With an ARM, you’ll never be able to fully know how much you’ll be paying each month and how much your home will ultimately cost you in the long run. How crazy is that? That’s why ARMs are bad news—and why some mortgage lenders intentionally make understanding them so complicated!
One may also ask, are ARM mortgages illegal?
The average rate on the popular 30-year fixed is at its highest in two years, but other mortgage options offer lower rates, namely, adjustable rate mortgages. … Most of these products are now illegal under new mortgage regulations, but ARMs are still around, and they can be the right product for a lot of borrowers.
Accordingly, do you pay principal on an ARM?
You could choose to make traditional principal and interest payments; or interest-only payments; or a limited payment that may be less than the interest due that month, thus the unpaid interest and principal will be added to the amount you owe on the loan, not subtracted.
Is a 2.5 interest rate good?
Throughout the first half of 2021, the best mortgage rates have been in the high–2% range.

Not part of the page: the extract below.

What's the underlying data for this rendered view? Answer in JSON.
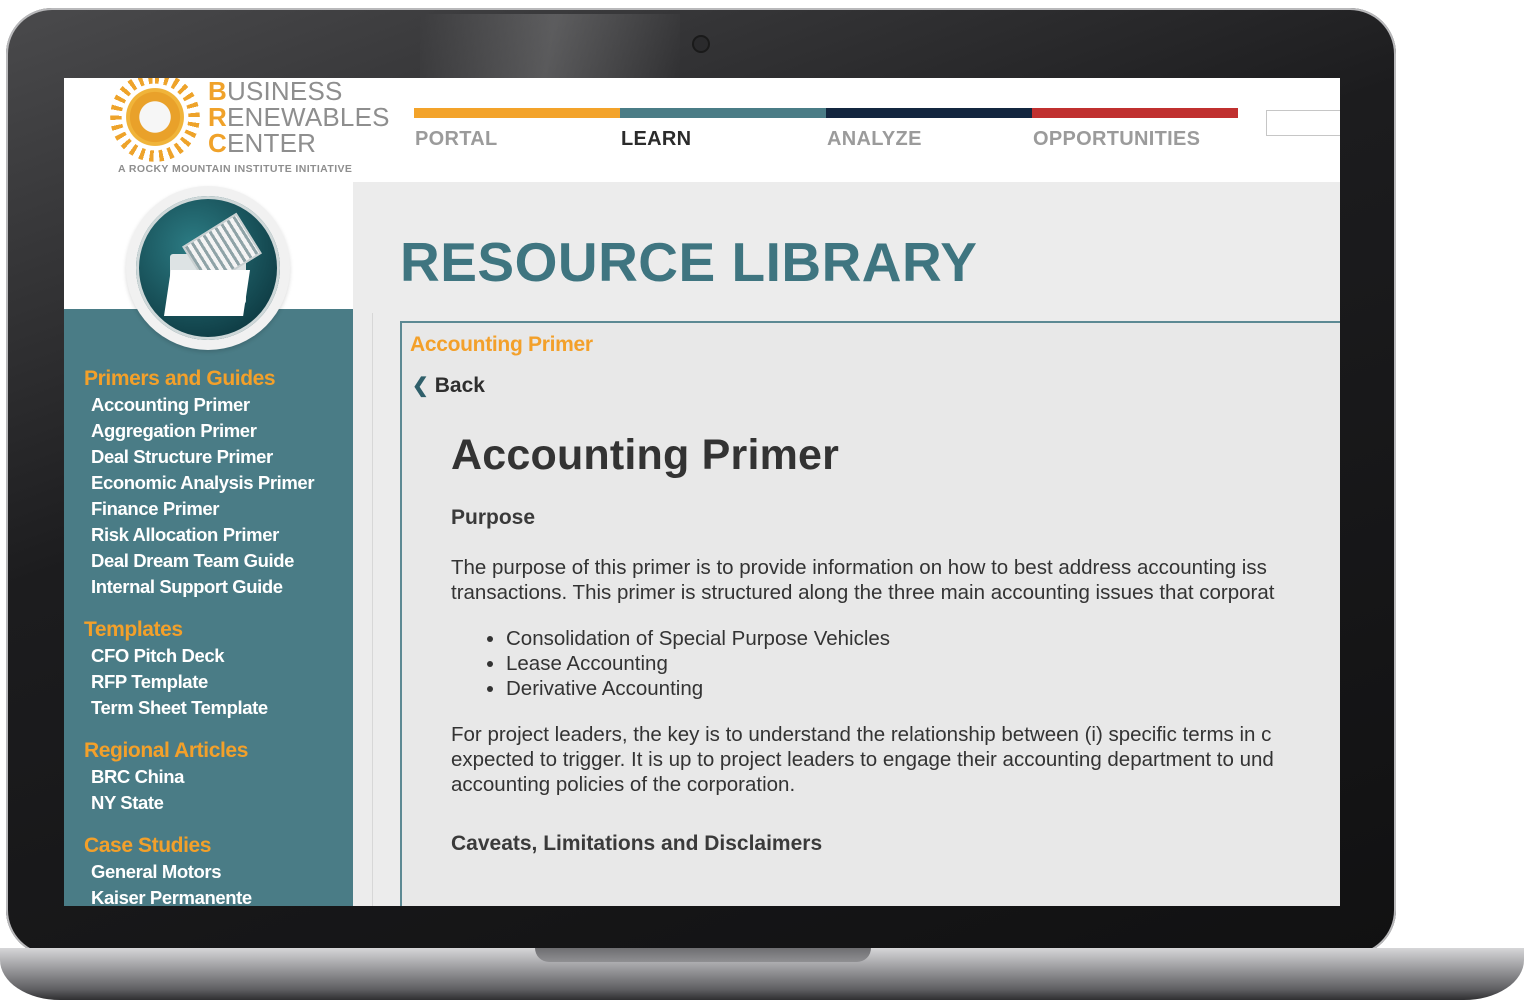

And a ‘good’ mortgage rate has been around 3% to 3.25%. … Top–tier borrowers could see mortgage rates in the 2.5–3% range at the same time lower–credit borrowers are seeing rates in the high–3% to 4% range.
Pros and Cons of ARMs
- Often have lower interest rates than fixed-rate mortgages.
- Lower rate means you might be able to pay more principal every month.
- Rates can go down later.
Adjustable-rate mortgage loans are usually referred to as ARMs. These loans are typically offered with a 30-year or 15-year term. A 10/1 ARM has a fixed rate for the first 10 years of the loan. The rate then becomes variable and adjusts every year for the remaining life of the term.
A 7/6 ARM is an adjustable-rate loan that carries a fixed interest rate for the first 7 years of the loan term, along with fixed principal and interest payments. After that initial period of the loan, the interest rate will change depending on several factors.
Mortgage insurance premium (MIP) is paid by homeowners who take out loans backed by the Federal Housing Administration (FHA). FHA-backed lenders use MIPs to protect themselves against higher-risk borrowers who are more likely to default on loans.
Cons of Adjustable Rate Mortgage (ARM)
The biggest threat of an Adjustable Mortgage Rate is the unpredictable interest rates which can inflate greatly in certain market conditions. In such cases, rates can rise much higher than fixed interest loans, leading to a financial loss for the buyer.
As of August 2018, ARMs accounted for 15 percent of the dollar volume of conventional single-family mortgage originations. Though the national ARM share has remained roughly stable since 2010, the ARM share varies significantly across locations and by loan sizes.
For people who have a stable income but don’t expect it to increase dramatically, a fixed-rate mortgage makes more sense. However, if you expect to see an increase in your income, going with an ARM could save you from paying a lot of interest over the long haul.
Pros of an adjustable-rate mortgage
It allows borrowers to take advantage of falling rates without refinancing. Instead of having to pay a whole new set of closing costs and fees, ARM borrowers just sit back and watch the rates — and their monthly payments — fall. It can help borrowers save and invest more money.
The Bottom Line: 5/1 ARMs Can Save You Money Under The Right Circumstances. If you don’t plan to live in a home longer than the introductory period of an ARM, you might save money. If your plans change, you might need to refinance to avoid the interest rate adjustments that can wreak havoc on your monthly budget.